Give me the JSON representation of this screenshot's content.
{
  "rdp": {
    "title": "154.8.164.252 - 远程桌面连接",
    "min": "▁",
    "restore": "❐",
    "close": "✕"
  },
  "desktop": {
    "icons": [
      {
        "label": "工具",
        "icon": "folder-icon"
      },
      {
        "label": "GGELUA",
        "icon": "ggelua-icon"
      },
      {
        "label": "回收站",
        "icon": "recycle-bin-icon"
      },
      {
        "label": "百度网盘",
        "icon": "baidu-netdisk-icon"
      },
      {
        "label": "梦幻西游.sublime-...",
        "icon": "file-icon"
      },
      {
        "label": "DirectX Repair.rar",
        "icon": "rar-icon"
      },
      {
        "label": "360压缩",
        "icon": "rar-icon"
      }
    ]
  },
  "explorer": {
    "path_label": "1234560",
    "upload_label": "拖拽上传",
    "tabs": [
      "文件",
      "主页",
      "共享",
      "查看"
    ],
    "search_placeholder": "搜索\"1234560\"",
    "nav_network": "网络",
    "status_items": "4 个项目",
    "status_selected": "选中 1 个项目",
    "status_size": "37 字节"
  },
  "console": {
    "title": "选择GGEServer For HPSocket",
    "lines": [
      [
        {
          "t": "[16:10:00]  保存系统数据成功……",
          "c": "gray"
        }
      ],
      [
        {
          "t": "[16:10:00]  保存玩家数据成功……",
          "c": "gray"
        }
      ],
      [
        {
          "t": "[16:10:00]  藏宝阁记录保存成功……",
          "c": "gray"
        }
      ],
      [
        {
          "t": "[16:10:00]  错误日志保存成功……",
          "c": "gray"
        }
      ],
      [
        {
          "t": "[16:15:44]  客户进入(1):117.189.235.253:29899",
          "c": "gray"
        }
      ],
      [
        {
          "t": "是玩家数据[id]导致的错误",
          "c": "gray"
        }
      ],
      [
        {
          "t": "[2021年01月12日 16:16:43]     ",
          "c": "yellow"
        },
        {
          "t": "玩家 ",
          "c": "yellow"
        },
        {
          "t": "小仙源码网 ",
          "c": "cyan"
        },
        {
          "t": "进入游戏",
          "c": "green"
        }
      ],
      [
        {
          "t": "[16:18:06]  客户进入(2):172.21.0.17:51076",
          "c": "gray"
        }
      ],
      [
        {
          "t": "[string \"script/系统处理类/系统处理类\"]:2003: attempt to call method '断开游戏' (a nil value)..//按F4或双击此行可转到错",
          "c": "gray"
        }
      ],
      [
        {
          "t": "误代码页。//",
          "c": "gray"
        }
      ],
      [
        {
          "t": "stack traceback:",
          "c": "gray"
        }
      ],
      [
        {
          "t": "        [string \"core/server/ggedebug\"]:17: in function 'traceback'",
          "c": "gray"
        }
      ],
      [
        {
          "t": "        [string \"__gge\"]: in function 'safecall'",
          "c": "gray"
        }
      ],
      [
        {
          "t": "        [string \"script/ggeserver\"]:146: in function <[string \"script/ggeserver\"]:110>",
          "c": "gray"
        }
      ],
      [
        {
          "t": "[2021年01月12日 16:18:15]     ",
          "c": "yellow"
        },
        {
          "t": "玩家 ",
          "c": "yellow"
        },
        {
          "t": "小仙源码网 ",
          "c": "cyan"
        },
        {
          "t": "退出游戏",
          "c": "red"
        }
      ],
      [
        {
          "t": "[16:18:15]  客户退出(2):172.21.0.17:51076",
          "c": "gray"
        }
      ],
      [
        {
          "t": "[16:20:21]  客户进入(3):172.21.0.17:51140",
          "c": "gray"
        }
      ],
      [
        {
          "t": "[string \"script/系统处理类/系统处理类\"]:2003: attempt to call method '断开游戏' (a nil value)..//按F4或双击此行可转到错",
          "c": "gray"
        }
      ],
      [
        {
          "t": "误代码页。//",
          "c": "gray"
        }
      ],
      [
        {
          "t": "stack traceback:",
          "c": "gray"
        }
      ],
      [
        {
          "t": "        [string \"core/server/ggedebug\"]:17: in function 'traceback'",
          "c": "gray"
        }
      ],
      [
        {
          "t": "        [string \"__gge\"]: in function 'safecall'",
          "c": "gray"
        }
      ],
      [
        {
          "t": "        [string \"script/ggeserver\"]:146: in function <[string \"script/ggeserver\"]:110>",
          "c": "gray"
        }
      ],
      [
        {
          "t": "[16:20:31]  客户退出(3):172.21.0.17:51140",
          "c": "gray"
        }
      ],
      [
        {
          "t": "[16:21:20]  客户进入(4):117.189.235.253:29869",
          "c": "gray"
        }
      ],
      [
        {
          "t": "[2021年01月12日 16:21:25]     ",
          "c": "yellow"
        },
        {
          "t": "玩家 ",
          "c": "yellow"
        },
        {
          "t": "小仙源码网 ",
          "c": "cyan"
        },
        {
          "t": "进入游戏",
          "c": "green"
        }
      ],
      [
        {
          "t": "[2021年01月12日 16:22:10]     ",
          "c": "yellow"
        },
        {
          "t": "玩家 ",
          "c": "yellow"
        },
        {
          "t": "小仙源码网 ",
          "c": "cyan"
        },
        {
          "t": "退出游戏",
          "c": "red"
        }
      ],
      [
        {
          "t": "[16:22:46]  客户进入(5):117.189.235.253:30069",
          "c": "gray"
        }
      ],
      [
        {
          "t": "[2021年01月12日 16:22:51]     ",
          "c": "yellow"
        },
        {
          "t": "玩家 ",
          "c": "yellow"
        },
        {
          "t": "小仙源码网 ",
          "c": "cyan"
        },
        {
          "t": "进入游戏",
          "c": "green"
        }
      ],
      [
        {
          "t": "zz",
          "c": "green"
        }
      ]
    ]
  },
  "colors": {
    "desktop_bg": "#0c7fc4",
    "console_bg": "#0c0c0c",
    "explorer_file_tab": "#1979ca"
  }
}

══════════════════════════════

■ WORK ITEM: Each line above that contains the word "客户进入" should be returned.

■ ANSWER SPACE:
          "t": "[16:15:44]  客户进入(1):117.189.235.253:29899",
          "t": "[16:18:06]  客户进入(2):172.21.0.17:51076",
          "t": "[16:20:21]  客户进入(3):172.21.0.17:51140",
          "t": "[16:21:20]  客户进入(4):117.189.235.253:29869",
          "t": "[16:22:46]  客户进入(5):117.189.235.253:30069",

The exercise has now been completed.